Work request =>
When a line of the records contains "heading", copy it.

*** Opening of Data supplied ***

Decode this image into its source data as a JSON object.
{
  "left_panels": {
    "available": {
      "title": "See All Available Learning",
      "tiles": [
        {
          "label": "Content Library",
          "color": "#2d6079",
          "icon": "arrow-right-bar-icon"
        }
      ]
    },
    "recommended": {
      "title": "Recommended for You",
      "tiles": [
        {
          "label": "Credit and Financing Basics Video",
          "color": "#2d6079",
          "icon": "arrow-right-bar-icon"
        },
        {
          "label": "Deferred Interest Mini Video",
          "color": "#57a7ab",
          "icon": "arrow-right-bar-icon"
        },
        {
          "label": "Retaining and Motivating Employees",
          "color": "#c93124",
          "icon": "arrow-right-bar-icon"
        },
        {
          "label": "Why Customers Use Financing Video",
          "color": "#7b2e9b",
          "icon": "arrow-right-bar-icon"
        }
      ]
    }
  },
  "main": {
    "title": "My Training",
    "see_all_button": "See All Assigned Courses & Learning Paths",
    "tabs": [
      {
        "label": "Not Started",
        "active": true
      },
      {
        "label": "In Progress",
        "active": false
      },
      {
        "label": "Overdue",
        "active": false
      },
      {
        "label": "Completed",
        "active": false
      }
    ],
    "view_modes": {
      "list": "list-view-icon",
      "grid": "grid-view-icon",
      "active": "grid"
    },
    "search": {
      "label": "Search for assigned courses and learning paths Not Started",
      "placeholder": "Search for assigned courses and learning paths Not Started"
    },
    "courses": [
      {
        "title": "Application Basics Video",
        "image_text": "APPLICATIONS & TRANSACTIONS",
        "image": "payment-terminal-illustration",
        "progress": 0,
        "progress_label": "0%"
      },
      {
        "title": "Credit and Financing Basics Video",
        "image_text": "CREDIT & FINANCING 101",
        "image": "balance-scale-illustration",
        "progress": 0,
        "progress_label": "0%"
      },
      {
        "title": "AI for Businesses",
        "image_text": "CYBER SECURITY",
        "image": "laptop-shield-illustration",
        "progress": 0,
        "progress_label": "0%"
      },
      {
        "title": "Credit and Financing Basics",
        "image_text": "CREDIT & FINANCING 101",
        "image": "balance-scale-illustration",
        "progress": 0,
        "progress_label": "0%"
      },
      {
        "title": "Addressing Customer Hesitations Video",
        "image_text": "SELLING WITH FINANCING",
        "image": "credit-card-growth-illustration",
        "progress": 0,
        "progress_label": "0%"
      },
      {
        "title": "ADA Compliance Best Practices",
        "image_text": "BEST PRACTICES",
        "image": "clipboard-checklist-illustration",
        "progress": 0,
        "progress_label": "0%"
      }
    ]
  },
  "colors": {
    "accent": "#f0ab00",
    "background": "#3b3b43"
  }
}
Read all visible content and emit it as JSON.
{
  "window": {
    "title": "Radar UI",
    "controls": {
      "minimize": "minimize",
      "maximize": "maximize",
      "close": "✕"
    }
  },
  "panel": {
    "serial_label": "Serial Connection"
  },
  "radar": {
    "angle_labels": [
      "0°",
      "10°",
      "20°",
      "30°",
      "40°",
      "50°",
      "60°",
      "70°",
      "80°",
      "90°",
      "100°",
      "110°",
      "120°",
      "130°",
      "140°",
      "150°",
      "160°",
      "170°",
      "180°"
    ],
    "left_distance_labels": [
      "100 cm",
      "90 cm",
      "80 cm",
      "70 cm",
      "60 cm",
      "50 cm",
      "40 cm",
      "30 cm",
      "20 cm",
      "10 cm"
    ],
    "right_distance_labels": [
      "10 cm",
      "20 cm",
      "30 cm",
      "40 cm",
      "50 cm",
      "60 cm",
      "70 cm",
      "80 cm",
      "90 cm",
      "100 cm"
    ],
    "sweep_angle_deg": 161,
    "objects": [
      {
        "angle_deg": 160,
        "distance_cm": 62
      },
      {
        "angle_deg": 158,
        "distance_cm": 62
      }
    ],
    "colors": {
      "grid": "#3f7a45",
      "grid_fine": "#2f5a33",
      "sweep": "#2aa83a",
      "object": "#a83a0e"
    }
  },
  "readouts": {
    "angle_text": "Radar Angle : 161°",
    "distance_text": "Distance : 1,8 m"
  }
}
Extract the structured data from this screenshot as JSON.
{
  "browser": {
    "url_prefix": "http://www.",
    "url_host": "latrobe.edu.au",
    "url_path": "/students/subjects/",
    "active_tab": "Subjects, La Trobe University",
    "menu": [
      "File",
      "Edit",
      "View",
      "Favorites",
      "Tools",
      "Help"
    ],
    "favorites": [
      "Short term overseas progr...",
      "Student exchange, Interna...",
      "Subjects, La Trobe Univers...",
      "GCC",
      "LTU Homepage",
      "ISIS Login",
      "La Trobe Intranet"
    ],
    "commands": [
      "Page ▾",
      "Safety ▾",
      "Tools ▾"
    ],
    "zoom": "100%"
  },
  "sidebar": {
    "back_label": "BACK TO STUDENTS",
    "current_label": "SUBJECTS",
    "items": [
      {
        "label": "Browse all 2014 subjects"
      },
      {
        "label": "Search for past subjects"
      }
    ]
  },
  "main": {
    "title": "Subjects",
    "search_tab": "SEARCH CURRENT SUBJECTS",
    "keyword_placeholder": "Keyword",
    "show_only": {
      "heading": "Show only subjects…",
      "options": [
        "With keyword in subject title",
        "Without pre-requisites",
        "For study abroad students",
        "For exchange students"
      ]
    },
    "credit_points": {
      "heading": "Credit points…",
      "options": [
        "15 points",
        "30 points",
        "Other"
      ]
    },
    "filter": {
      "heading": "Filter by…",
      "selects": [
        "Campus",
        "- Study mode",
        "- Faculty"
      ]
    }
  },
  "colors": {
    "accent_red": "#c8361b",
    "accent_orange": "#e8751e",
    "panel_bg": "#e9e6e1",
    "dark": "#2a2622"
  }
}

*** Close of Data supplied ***

Answer to the problem =>
      "heading": "Show only subjects…",
      "heading": "Credit points…",
      "heading": "Filter by…",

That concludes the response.